Always right (or completely silent).
Wanting things to look a certain way.
Wanting to manage people, situations, everything.
Doing what I am supposed to do.
Getting it right.
I am these things, though I do not relish admitting this to you (or to myself).
I remember the first time Michelle invited me to come to my mat to feel. Not to feel good. Not to feel better. Not to feel happy. Just – to – feel. It was novel: no goal, no place to be, no right answer, just the messiness of inviting myself to be open to whatever was there and being with it.
“Can’t we just put a bandaid on it and make it better,” my brain screams. “If we did it this way (aka, my way) I’m certain we would have a better result,” I shout out. “This isn’t how it was supposed to be,” I’m thinking. But this is simply how things are and no amount of pushing, squeezing, gripping, striving, or doing will change that. As they say, “it is what it is.”
These tendencies manifest themselves physically – clenched jaw, grinding teeth, gripping buttocks, tension in my neck. They also manifest in other ways – trying to steer a group towards a particular outcome, getting passive and quiet when I don’t know an answer, strategically placing myself in situations where I know that I will get it right.
On the mat.
Of course, these same tendencies, habits, ways of being, are present on my petri dish of a yoga mat.
I feel it in Trikonasana – feet in alignment, knees not locked, tilt deep into the hip crease, strong through the core, feel the twist in the torso, keep your head on, put your arm up. I methodically and precisely walk myself through these elements to put my body into the pose. (The pose from The Book, of course.) It looks good, people tell me. They “ohh and ahh” admiring my strength or flexibility and I get to feel awesome – I’m “doing” yoga, I tell myself.
But yoga is not about doing, it is about feeling.
And when I am clinging desperately to a sense of control, I am not open to feeling. When I am focused on getting it right, I am not rubbing up on my boundaries because that could mean getting something wrong. When I am trying to manage people or situations, I miss out on the opportunity to be present with what is actually happening in that moment.

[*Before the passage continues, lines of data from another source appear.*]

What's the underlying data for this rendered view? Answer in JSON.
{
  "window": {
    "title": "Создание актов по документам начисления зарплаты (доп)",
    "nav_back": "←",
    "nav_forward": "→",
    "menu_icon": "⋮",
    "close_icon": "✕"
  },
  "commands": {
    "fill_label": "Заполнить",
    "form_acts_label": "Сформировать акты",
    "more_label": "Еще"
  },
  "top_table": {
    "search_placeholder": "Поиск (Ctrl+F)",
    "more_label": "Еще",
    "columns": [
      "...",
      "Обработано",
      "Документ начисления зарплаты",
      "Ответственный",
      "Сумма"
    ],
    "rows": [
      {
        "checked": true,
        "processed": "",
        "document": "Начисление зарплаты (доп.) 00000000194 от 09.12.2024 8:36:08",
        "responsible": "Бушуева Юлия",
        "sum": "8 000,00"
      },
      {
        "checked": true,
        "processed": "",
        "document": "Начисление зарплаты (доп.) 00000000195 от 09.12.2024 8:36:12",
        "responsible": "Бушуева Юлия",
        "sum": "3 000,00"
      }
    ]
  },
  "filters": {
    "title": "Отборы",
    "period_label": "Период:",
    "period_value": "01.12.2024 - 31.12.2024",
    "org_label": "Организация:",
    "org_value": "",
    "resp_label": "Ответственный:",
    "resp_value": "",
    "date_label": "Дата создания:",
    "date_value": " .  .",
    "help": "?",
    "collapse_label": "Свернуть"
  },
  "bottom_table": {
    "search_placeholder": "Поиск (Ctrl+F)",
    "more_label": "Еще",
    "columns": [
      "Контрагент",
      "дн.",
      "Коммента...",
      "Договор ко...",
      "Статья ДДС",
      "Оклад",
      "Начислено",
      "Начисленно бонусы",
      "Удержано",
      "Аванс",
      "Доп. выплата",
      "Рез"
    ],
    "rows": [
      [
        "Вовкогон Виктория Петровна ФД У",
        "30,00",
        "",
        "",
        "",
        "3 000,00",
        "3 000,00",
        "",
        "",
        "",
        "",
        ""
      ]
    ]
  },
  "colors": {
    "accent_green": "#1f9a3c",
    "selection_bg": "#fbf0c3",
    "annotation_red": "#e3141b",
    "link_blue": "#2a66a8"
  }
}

So, this is me, recommitting to an old intention: to come to my mat to feel. I can only imagine what I will discover…